*EXERCISE DETAILS*
All entries are to be given again verbatim.
BEGIN TASK INPUTS
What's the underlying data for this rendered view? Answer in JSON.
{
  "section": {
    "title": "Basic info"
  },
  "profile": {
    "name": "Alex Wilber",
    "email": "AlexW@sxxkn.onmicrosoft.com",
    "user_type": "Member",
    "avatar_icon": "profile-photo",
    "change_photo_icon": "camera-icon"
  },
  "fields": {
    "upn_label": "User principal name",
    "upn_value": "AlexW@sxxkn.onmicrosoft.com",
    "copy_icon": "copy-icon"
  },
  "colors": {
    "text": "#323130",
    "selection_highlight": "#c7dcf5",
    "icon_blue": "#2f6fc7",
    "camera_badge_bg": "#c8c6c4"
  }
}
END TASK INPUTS
*WRITTEN SOLUTION*
What's the underlying data for this rendered view? Answer in JSON.
{
  "section": {
    "title": "Basic info"
  },
  "profile": {
    "name": "Alex Wilber",
    "email": "AlexW@sxxkn.onmicrosoft.com",
    "user_type": "Member",
    "avatar_icon": "profile-photo",
    "change_photo_icon": "camera-icon"
  },
  "fields": {
    "upn_label": "User principal name",
    "upn_value": "AlexW@sxxkn.onmicrosoft.com",
    "copy_icon": "copy-icon"
  },
  "colors": {
    "text": "#323130",
    "selection_highlight": "#c7dcf5",
    "icon_blue": "#2f6fc7",
    "camera_badge_bg": "#c8c6c4"
  }
}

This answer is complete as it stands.